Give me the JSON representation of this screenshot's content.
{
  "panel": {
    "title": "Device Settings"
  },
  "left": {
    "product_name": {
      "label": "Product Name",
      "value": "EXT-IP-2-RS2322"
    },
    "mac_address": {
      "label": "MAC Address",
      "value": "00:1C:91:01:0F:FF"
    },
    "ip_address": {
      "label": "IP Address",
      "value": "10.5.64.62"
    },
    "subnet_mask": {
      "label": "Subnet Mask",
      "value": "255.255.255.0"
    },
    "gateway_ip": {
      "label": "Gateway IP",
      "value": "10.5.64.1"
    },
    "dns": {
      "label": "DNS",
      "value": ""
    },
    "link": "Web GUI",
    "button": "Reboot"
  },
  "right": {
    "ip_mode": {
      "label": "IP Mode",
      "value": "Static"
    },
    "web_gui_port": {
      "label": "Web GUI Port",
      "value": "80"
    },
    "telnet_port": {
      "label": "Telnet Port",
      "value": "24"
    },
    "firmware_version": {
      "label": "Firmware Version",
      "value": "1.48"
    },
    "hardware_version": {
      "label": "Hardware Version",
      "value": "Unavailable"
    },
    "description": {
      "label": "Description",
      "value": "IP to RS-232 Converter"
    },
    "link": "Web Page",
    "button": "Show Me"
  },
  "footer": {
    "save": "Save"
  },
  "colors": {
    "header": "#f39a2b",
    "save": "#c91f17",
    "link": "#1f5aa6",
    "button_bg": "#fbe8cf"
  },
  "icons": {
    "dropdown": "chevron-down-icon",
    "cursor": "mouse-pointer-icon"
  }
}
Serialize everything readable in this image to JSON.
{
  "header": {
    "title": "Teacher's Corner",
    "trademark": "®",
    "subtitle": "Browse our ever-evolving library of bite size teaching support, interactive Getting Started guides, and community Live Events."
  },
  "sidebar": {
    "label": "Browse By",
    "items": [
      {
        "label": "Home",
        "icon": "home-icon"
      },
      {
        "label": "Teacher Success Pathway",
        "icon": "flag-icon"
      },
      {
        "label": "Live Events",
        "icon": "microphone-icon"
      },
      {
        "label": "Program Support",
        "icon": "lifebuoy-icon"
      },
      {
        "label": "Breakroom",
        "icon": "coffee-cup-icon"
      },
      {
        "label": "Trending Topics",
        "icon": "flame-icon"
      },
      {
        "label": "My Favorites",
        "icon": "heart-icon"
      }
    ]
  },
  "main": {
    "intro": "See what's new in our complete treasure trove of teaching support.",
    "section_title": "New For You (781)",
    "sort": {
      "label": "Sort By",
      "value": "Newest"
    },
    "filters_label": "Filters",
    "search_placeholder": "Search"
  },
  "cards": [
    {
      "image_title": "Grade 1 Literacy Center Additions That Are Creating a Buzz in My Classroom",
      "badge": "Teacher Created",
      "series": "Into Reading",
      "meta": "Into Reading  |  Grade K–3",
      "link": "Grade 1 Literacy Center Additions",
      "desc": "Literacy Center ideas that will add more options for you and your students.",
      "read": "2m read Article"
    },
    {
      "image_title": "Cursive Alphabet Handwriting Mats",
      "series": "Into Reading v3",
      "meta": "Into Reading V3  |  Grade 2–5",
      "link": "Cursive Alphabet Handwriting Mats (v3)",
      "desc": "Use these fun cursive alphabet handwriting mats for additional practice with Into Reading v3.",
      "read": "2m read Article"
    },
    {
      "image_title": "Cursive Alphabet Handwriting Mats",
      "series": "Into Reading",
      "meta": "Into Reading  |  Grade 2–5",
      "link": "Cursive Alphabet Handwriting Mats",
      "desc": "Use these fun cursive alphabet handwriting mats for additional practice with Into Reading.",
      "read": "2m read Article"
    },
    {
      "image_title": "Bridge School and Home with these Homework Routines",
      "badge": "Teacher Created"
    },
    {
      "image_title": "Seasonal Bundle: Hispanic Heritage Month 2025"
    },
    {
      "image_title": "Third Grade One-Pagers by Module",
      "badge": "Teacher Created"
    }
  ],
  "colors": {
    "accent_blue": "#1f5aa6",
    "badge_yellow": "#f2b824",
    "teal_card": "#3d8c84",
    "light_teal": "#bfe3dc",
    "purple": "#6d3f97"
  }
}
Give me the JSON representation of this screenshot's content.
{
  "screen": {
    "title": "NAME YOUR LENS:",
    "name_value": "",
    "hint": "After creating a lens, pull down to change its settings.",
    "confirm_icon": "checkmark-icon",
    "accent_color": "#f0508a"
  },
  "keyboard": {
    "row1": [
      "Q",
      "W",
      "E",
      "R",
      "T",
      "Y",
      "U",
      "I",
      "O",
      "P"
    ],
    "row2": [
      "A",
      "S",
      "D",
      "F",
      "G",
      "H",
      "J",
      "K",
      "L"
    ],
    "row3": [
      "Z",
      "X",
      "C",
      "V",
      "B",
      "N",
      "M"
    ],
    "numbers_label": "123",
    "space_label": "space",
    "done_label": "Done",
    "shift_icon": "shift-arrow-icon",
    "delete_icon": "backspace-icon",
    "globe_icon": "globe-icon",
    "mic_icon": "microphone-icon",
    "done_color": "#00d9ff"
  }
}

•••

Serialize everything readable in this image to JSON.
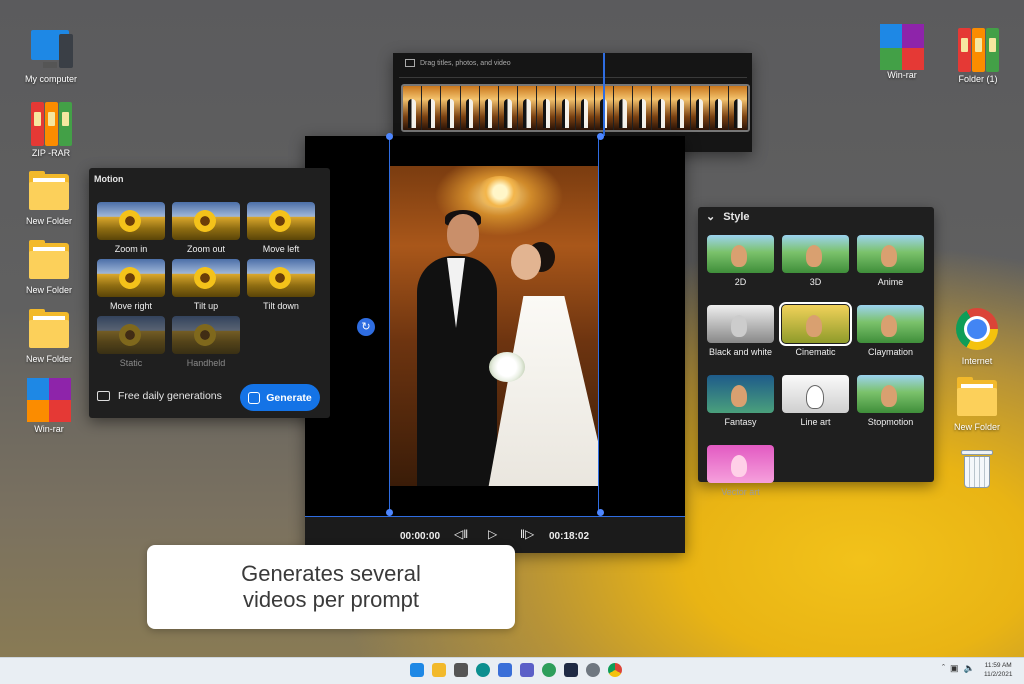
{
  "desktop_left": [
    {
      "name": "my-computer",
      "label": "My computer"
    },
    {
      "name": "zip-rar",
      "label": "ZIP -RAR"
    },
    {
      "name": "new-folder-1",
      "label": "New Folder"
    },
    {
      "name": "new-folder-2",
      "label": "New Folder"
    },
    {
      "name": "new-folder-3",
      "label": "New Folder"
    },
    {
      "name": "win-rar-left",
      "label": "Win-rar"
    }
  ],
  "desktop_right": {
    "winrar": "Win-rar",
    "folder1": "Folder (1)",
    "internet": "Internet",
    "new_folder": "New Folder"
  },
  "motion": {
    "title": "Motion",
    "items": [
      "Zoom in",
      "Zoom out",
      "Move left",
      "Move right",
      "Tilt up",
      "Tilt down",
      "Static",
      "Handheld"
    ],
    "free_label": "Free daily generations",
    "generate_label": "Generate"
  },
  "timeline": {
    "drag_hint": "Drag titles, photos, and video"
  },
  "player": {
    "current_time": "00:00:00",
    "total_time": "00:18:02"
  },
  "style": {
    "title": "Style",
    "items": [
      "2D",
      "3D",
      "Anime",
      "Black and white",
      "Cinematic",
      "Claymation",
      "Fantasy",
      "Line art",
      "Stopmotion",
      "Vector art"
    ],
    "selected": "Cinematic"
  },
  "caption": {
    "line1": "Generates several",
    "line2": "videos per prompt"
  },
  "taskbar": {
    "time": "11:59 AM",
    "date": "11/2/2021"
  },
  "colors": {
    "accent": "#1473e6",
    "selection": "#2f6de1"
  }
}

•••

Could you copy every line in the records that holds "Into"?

      "series": "Into Reading",
      "meta": "Into Reading  |  Grade K–3",
      "series": "Into Reading v3",
      "meta": "Into Reading V3  |  Grade 2–5",
      "desc": "Use these fun cursive alphabet handwriting mats for additional practice with Into Reading v3.",
      "series": "Into Reading",
      "meta": "Into Reading  |  Grade 2–5",
      "desc": "Use these fun cursive alphabet handwriting mats for additional practice with Into Reading.",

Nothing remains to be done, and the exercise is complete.